The catastrophising of Christmas has, touch wood, all but abated. Those tabloid headlines warning of bare supermarket shelves and shortages of all your favourite festive treats seem to have run thin of late – some even said it was a dastardly plot by the French to ruin our Joyeux Noel. Zut alors!
Poppycock, no doubt. But there again, wouldn’t it be so much nicer if you had lots of those favourite festive treats (and probably a few you hadn’t even thought of) delivered in advance to your door? Christmas pudding and mince pies, a perfectly cooked ham and superior smoked salmon, artisan cheeses, jars of handmade pickles, buttery biscuits, bottles of fizz and port and wines. A sort of grown-up pick and mix, with a hint of the unexpected.
The Christmas Hamper is a great British tradition and, somewhat forgotten in recent years, it’s ripe for revival. Hampers are thoughtful presents to send to distant friends and family, a welcome gift if you’re a weekend house guest, and, best of all, a Boxing Day treat for yourself.

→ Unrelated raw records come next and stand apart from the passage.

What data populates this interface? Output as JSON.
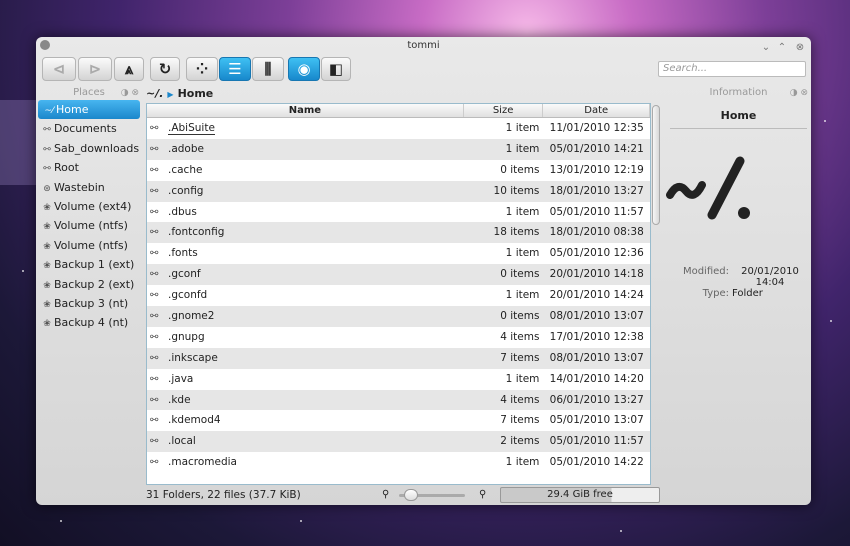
{
  "window": {
    "title": "tommi"
  },
  "toolbar": {
    "back_icon": "back-icon",
    "forward_icon": "forward-icon",
    "up_icon": "up-icon",
    "reload_icon": "reload-icon",
    "icons_view_icon": "icons-view-icon",
    "details_view_icon": "details-view-icon",
    "columns_view_icon": "columns-view-icon",
    "preview_icon": "preview-icon",
    "split_icon": "split-view-icon",
    "search_placeholder": "Search...",
    "accent_color": "#1b87cb"
  },
  "places": {
    "header": "Places",
    "items": [
      {
        "label": "Home",
        "icon": "home-icon",
        "selected": true
      },
      {
        "label": "Documents",
        "icon": "folder-icon"
      },
      {
        "label": "Sab_downloads",
        "icon": "folder-icon"
      },
      {
        "label": "Root",
        "icon": "folder-icon"
      },
      {
        "label": "Wastebin",
        "icon": "trash-icon"
      },
      {
        "label": "Volume (ext4)",
        "icon": "drive-icon"
      },
      {
        "label": "Volume (ntfs)",
        "icon": "drive-icon"
      },
      {
        "label": "Volume (ntfs)",
        "icon": "drive-icon"
      },
      {
        "label": "Backup 1 (ext)",
        "icon": "drive-icon"
      },
      {
        "label": "Backup 2 (ext)",
        "icon": "drive-icon"
      },
      {
        "label": "Backup 3 (nt)",
        "icon": "drive-icon"
      },
      {
        "label": "Backup 4 (nt)",
        "icon": "drive-icon"
      }
    ]
  },
  "breadcrumb": {
    "current": "Home",
    "root_glyph": "~/."
  },
  "files": {
    "columns": {
      "name": "Name",
      "size": "Size",
      "date": "Date"
    },
    "rows": [
      {
        "name": ".AbiSuite",
        "size": "1 item",
        "date": "11/01/2010 12:35"
      },
      {
        "name": ".adobe",
        "size": "1 item",
        "date": "05/01/2010 14:21"
      },
      {
        "name": ".cache",
        "size": "0 items",
        "date": "13/01/2010 12:19"
      },
      {
        "name": ".config",
        "size": "10 items",
        "date": "18/01/2010 13:27"
      },
      {
        "name": ".dbus",
        "size": "1 item",
        "date": "05/01/2010 11:57"
      },
      {
        "name": ".fontconfig",
        "size": "18 items",
        "date": "18/01/2010 08:38"
      },
      {
        "name": ".fonts",
        "size": "1 item",
        "date": "05/01/2010 12:36"
      },
      {
        "name": ".gconf",
        "size": "0 items",
        "date": "20/01/2010 14:18"
      },
      {
        "name": ".gconfd",
        "size": "1 item",
        "date": "20/01/2010 14:24"
      },
      {
        "name": ".gnome2",
        "size": "0 items",
        "date": "08/01/2010 13:07"
      },
      {
        "name": ".gnupg",
        "size": "4 items",
        "date": "17/01/2010 12:38"
      },
      {
        "name": ".inkscape",
        "size": "7 items",
        "date": "08/01/2010 13:07"
      },
      {
        "name": ".java",
        "size": "1 item",
        "date": "14/01/2010 14:20"
      },
      {
        "name": ".kde",
        "size": "4 items",
        "date": "06/01/2010 13:27"
      },
      {
        "name": ".kdemod4",
        "size": "7 items",
        "date": "05/01/2010 13:07"
      },
      {
        "name": ".local",
        "size": "2 items",
        "date": "05/01/2010 11:57"
      },
      {
        "name": ".macromedia",
        "size": "1 item",
        "date": "05/01/2010 14:22"
      }
    ]
  },
  "status": {
    "summary": "31 Folders, 22 files (37.7 KiB)",
    "free_space": "29.4 GiB free",
    "used_fraction": 0.7
  },
  "info": {
    "header": "Information",
    "title": "Home",
    "logo_glyph": "~/.",
    "modified_label": "Modified:",
    "modified_value": "20/01/2010 14:04",
    "type_label": "Type:",
    "type_value": "Folder"
  }
}
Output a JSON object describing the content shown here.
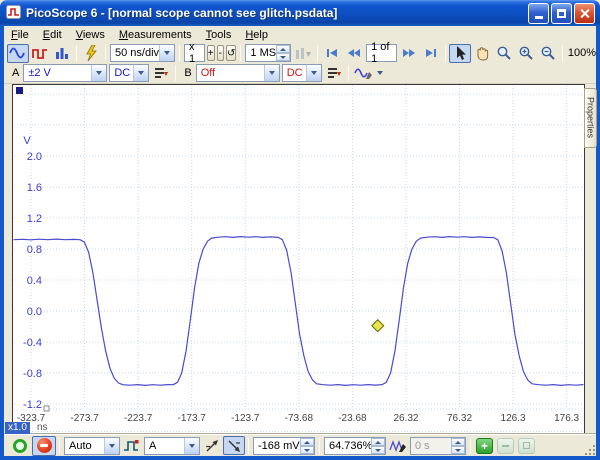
{
  "window": {
    "title": "PicoScope 6 - [normal scope cannot see glitch.psdata]"
  },
  "menu": {
    "items": [
      "File",
      "Edit",
      "Views",
      "Measurements",
      "Tools",
      "Help"
    ]
  },
  "toolbar": {
    "timebase": "50 ns/div",
    "zoom_x": "x 1",
    "zoom_in": "+",
    "zoom_out": "-",
    "zoom_reset": "↺",
    "samples": "1 MS",
    "page": "1 of 1",
    "zoom_percent": "100%"
  },
  "channels": {
    "a": {
      "label": "A",
      "range": "±2 V",
      "coupling": "DC"
    },
    "b": {
      "label": "B",
      "range": "Off",
      "coupling": "DC"
    }
  },
  "graph": {
    "v_unit": "V",
    "t_unit": "ns",
    "zoom_badge": "x1.0",
    "properties_tab": "Properties"
  },
  "status": {
    "trigger_mode": "Auto",
    "source": "A",
    "level": "-168 mV",
    "pretrigger": "64.736%",
    "delay": "0 s",
    "add": "+"
  },
  "colors": {
    "accent": "#316ac5",
    "titlebar": "#0d4fc0",
    "trace": "#4a4ad0",
    "grid": "#c9d9ea",
    "channel_a_text": "#1616c8",
    "channel_b_text": "#d01414",
    "trigger_marker": "#e8e44c"
  },
  "icons": {
    "app-icon": "red-scope-trace",
    "scope-view-icon": "blue-sine-wave",
    "persistence-view-icon": "red-square-wave",
    "spectrum-view-icon": "blue-bar-chart",
    "connect-device-icon": "yellow-lightning",
    "buffer-overview-icon": "gray-bars-arrow",
    "selection-tool-icon": "black-pointer-arrow",
    "hand-tool-icon": "hand",
    "zoom-tool-icons": "magnifier, magnifier-plus, magnifier-minus",
    "go-icon": "green-ring",
    "stop-icon": "red-circle-white-bar",
    "advanced-trigger-icon": "teal-square-wave-red-dot",
    "edge-icons": "rising-edge, falling-edge",
    "signal-generator-icon": "sine-with-pen"
  },
  "chart_data": {
    "type": "line",
    "title": "",
    "xlabel": "ns",
    "ylabel": "V",
    "xlim": [
      -339.6,
      191.6
    ],
    "ylim": [
      -1.265,
      2.916
    ],
    "grid": true,
    "x_ticks": [
      {
        "v": -323.7,
        "label": "-323.7"
      },
      {
        "v": -273.7,
        "label": "-273.7"
      },
      {
        "v": -223.7,
        "label": "-223.7"
      },
      {
        "v": -173.7,
        "label": "-173.7"
      },
      {
        "v": -123.7,
        "label": "-123.7"
      },
      {
        "v": -73.68,
        "label": "-73.68"
      },
      {
        "v": -23.68,
        "label": "-23.68"
      },
      {
        "v": 26.32,
        "label": "26.32"
      },
      {
        "v": 76.32,
        "label": "76.32"
      },
      {
        "v": 126.3,
        "label": "126.3"
      },
      {
        "v": 176.3,
        "label": "176.3"
      }
    ],
    "grid_y": [
      2.8,
      2.4,
      2.0,
      1.6,
      1.2,
      0.8,
      0.4,
      0.0,
      -0.4,
      -0.8,
      -1.2
    ],
    "y_ticks": [
      {
        "v": 2.0,
        "label": "2.0"
      },
      {
        "v": 1.6,
        "label": "1.6"
      },
      {
        "v": 1.2,
        "label": "1.2"
      },
      {
        "v": 0.8,
        "label": "0.8"
      },
      {
        "v": 0.4,
        "label": "0.4"
      },
      {
        "v": 0.0,
        "label": "0.0"
      },
      {
        "v": -0.4,
        "label": "-0.4"
      },
      {
        "v": -0.8,
        "label": "-0.8"
      },
      {
        "v": -1.2,
        "label": "-1.2"
      }
    ],
    "trigger_marker": {
      "t": 0,
      "v": -0.19
    },
    "series": [
      {
        "name": "Channel A",
        "color": "#4a4ad0",
        "points": [
          [
            -339.6,
            0.92
          ],
          [
            -332,
            0.925
          ],
          [
            -324,
            0.918
          ],
          [
            -316,
            0.926
          ],
          [
            -308,
            0.92
          ],
          [
            -300,
            0.927
          ],
          [
            -292,
            0.92
          ],
          [
            -284,
            0.924
          ],
          [
            -278,
            0.92
          ],
          [
            -274,
            0.89
          ],
          [
            -270,
            0.76
          ],
          [
            -266,
            0.5
          ],
          [
            -262,
            0.14
          ],
          [
            -258,
            -0.22
          ],
          [
            -254,
            -0.52
          ],
          [
            -250,
            -0.74
          ],
          [
            -246,
            -0.87
          ],
          [
            -242,
            -0.93
          ],
          [
            -238,
            -0.952
          ],
          [
            -231,
            -0.958
          ],
          [
            -224,
            -0.95
          ],
          [
            -217,
            -0.96
          ],
          [
            -210,
            -0.952
          ],
          [
            -203,
            -0.958
          ],
          [
            -196,
            -0.95
          ],
          [
            -191,
            -0.952
          ],
          [
            -187,
            -0.92
          ],
          [
            -183,
            -0.8
          ],
          [
            -179,
            -0.52
          ],
          [
            -175,
            -0.12
          ],
          [
            -171,
            0.3
          ],
          [
            -167,
            0.62
          ],
          [
            -163,
            0.8
          ],
          [
            -159,
            0.9
          ],
          [
            -155,
            0.94
          ],
          [
            -149,
            0.952
          ],
          [
            -142,
            0.958
          ],
          [
            -135,
            0.95
          ],
          [
            -128,
            0.96
          ],
          [
            -121,
            0.952
          ],
          [
            -114,
            0.958
          ],
          [
            -107,
            0.95
          ],
          [
            -100,
            0.956
          ],
          [
            -93,
            0.95
          ],
          [
            -89,
            0.92
          ],
          [
            -85,
            0.78
          ],
          [
            -81,
            0.5
          ],
          [
            -77,
            0.1
          ],
          [
            -73,
            -0.3
          ],
          [
            -69,
            -0.58
          ],
          [
            -65,
            -0.78
          ],
          [
            -61,
            -0.89
          ],
          [
            -57,
            -0.94
          ],
          [
            -51,
            -0.952
          ],
          [
            -44,
            -0.958
          ],
          [
            -37,
            -0.95
          ],
          [
            -30,
            -0.96
          ],
          [
            -23,
            -0.952
          ],
          [
            -16,
            -0.958
          ],
          [
            -9,
            -0.95
          ],
          [
            -2,
            -0.956
          ],
          [
            4,
            -0.95
          ],
          [
            8,
            -0.92
          ],
          [
            12,
            -0.8
          ],
          [
            16,
            -0.52
          ],
          [
            20,
            -0.12
          ],
          [
            24,
            0.3
          ],
          [
            28,
            0.62
          ],
          [
            32,
            0.8
          ],
          [
            36,
            0.9
          ],
          [
            40,
            0.94
          ],
          [
            46,
            0.952
          ],
          [
            53,
            0.958
          ],
          [
            60,
            0.95
          ],
          [
            67,
            0.96
          ],
          [
            74,
            0.952
          ],
          [
            81,
            0.958
          ],
          [
            88,
            0.95
          ],
          [
            95,
            0.956
          ],
          [
            102,
            0.95
          ],
          [
            108,
            0.948
          ],
          [
            112,
            0.92
          ],
          [
            116,
            0.78
          ],
          [
            120,
            0.5
          ],
          [
            124,
            0.1
          ],
          [
            128,
            -0.3
          ],
          [
            132,
            -0.58
          ],
          [
            136,
            -0.78
          ],
          [
            140,
            -0.89
          ],
          [
            144,
            -0.94
          ],
          [
            150,
            -0.952
          ],
          [
            157,
            -0.958
          ],
          [
            164,
            -0.95
          ],
          [
            171,
            -0.96
          ],
          [
            178,
            -0.952
          ],
          [
            185,
            -0.958
          ],
          [
            191.6,
            -0.95
          ]
        ]
      }
    ]
  }
}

Dukeshill have been producing pieces de resistance Christmas hampers for decades. Shamelessly old fashioned, their policy is the finest of foods packaged in a proper basket-weave hamper with leather straps. One of the staples in all of their hampers is a ham. And this was how they, in fact, got started over 35 years ago. Delicately cured with a focus on flavour and texture, they were soon the choix of all the top London food halls (Selfridges, Harrods, Fortnums) and were so good the Queen awarded them a royal warrant.
That moment of opening up your hamper is a bit of an event in itself and even has the thrill of the unexpected. It’s like Christmas has started early – what will you find in there? In my case, there was a box of bite-sized chocolate-covered honeycombs, pistachio and Parmesan sables (to go with the two gorgeous cheeses – Isle of Mull Cheddar and Cote Hill Blue Cheese), and a rather excellent bottle of Cava.

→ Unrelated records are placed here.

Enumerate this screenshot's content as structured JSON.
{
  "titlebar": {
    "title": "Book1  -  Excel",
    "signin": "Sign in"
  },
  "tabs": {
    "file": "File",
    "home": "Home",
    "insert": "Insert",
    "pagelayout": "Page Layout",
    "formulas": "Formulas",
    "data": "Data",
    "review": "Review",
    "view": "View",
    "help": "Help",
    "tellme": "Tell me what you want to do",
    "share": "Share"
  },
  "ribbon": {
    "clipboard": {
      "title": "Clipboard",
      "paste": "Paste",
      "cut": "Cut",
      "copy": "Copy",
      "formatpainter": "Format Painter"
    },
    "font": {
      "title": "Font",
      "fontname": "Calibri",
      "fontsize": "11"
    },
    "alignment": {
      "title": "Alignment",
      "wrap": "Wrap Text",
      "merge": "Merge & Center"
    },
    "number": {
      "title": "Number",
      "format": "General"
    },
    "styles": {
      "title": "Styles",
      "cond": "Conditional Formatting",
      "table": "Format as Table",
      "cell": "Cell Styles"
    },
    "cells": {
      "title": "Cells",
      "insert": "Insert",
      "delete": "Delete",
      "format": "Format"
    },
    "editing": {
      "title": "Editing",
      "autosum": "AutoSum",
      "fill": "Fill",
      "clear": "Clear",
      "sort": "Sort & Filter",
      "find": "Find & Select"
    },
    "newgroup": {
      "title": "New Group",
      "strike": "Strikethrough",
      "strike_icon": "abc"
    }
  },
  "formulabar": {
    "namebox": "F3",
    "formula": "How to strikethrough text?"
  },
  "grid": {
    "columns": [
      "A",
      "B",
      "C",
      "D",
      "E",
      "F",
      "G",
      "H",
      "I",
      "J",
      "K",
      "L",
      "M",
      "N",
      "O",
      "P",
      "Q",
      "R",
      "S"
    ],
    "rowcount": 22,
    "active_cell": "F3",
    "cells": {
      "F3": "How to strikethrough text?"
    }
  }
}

There were other surprises, too. I knew, for instance, there would be mince pies but I was not expecting them to look so obviously crumbly and handmade. The Light Spiced Fruitcake Loaf is made to a special family recipe (though my husband clearly felt he had first dibs on this, so not sure I’ll get to try it). There was a Boxing Day Chutney to go with the enormous Wiltshire Ham and a jar of Pork Rillettes (slow cooked pork belly with pepper and spices) and a surprisingly large quantity of Oak Smoked Salmon.
So, Christmas come early then. My hamper was the middle range “It’s a Wonderful Life” (£150) – and it certainly brightened up my day. However, you can push the boat out further with “Three Kings Hamper” (£375) with lots of extras including a variety of wonderful cheeses, Port and Champagne. Or you can go really crazy with the aptly named “Truly Magnificent Hamper” (£795) that has everything you could possibly have asked Santa for.
At the other end of the scale are boxes (not hampers) of Smoked Salmon and Fizz (£39) or Reserve Port and Stilton (£55) and the wonderfully named “Bah! Humbug Hamper” (£85) – and you must know someone that would suit, surely?
For a full range of hampers, not to mention all sorts of other goodies, including recipes and a ‘drinks cupboard’, please visit www.dukeshillham.co.uk.